For the above reasons, we therefore find that the trial court did not abuse its discretion in admitting the photographs and slides into evidence.
*339 We also find defendant’s last argument, that his five-year sentence was excessive in light of his prior exemplary behavior and rehabilitative potential, without merit. Sentencing is within the sound discretion of the trial court and, absent an abuse of that discretion, its determination will not be disturbed on review. People v. Holloway (1985), 131 Ill. App. 3d 290, 475 N.E.2d 915.
Here, the record discloses that the trial court thoroughly considered defendant’s military record, his lack of prior criminal activity, and his lack of drug abuse or alcoholism. The court also considered the serious nature of the crime and the evidence of defendant’s prior “disciplinary” acts toward a 16-month-old child, which the trial court characterized as abuse over a seven-month period, culminating in the child’s death.
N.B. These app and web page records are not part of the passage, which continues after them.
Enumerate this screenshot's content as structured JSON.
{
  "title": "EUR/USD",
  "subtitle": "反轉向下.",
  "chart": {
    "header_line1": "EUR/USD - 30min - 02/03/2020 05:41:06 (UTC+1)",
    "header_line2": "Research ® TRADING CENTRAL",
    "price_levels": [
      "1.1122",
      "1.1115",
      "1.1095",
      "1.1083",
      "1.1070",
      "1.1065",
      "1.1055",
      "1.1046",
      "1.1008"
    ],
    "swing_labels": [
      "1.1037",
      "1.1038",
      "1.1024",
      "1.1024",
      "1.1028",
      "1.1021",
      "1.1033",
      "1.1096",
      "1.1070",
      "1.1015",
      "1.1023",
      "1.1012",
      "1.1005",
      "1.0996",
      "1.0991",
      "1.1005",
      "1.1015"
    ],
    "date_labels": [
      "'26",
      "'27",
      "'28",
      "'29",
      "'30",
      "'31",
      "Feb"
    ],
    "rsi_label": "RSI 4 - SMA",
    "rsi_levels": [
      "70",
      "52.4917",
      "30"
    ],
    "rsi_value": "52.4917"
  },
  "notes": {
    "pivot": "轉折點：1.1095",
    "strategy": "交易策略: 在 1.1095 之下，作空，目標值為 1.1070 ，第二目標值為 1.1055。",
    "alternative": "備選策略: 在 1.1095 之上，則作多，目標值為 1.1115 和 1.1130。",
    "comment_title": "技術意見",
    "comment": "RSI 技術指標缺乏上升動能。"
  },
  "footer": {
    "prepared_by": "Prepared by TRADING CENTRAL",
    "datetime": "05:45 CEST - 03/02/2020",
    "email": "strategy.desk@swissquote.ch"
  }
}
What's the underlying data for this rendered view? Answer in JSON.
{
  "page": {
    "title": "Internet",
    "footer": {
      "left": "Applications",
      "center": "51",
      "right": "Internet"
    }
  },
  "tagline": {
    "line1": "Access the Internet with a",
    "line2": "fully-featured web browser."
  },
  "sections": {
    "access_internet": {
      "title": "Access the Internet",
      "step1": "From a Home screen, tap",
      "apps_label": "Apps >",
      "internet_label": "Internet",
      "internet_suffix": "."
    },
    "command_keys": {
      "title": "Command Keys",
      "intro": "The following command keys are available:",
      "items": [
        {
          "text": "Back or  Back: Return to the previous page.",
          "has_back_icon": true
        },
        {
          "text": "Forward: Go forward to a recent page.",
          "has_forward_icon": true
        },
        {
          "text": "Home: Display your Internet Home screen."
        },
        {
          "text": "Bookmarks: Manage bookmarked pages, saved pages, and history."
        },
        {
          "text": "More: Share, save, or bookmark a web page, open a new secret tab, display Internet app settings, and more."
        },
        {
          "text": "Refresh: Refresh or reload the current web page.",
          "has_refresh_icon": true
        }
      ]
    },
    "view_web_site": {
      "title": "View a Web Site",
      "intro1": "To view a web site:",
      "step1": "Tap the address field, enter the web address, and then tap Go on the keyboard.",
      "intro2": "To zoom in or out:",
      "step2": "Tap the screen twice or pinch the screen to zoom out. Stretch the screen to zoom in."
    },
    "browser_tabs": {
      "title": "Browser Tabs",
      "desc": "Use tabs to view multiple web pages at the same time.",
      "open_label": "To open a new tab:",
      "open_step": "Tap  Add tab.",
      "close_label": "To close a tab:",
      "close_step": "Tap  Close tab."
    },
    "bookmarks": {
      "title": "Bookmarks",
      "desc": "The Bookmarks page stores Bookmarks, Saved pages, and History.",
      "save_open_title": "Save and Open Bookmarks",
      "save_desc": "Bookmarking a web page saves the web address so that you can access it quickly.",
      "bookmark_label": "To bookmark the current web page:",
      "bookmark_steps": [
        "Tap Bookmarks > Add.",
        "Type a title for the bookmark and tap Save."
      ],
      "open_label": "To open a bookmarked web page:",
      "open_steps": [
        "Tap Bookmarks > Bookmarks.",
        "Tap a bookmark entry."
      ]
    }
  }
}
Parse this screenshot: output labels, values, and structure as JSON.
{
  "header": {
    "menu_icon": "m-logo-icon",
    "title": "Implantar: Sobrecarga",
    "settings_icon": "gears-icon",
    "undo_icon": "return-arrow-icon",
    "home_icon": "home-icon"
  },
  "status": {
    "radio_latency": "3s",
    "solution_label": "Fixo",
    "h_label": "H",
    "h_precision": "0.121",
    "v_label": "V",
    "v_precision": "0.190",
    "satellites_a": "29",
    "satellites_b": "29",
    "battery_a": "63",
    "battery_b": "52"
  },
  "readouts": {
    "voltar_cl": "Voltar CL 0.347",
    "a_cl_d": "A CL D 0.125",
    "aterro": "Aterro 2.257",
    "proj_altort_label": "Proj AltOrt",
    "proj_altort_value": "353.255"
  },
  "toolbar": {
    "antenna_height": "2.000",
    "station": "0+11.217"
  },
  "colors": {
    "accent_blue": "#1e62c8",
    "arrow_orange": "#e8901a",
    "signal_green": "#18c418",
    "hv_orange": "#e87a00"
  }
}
Despite defendant’s otherwise good record, we find no reason to substitute our judgment for that of the trial court based upon its weighing of the factors in mitigation and aggravation and the fact that its sentence is within the statutory limits prescribed for involuntary manslaughter, a Class 3 felony (not less than two years and not more than five years) (Ill. Rev. Stat. 1985, ch. 38, par. 1005—8—1(a)(6)). Accordingly, we hold the trial court did not abuse its discretion in sentencing defendant.
Finally, we briefly note that cause No. 85-2164, defendant’s appeal from the trial court’s denial of his “Petition for a New Trial Based on Newly Discovered Evidence and Additional Grounds,” which was consolidated with cause No. 85-783, has been abandoned for the present time pursuant to defendant’s counsel’s statement to this court during oral argument. Accordingly, the order consolidating cause No. 85-2164 with No. 85-783 is vacated, and cause No. 85-2164 is hereby dismissed for want of prosecution.
The State’s request for costs for defending this appeal is allowed pursuant to People v. Nicholls (1978), 71 Ill. 2d 166, 374 N.E.2d 194, and, pursuant to People v. Agnew (1985), 105 Ill. 2d 275, 473 N.E.2d 1319, the State’s request for an additional fee of $25 for oral argument is allowed.
For the foregoing reasons, the judgment of the circuit court of Cook County in cause No. 85-783 is affirmed, and the appeal in cause No. 85-2164 is dismissed.
Cause No. 85-783 — Affirmed.
Cause No. 85-2164 — Dismissed.
LORENZ, J., concurs.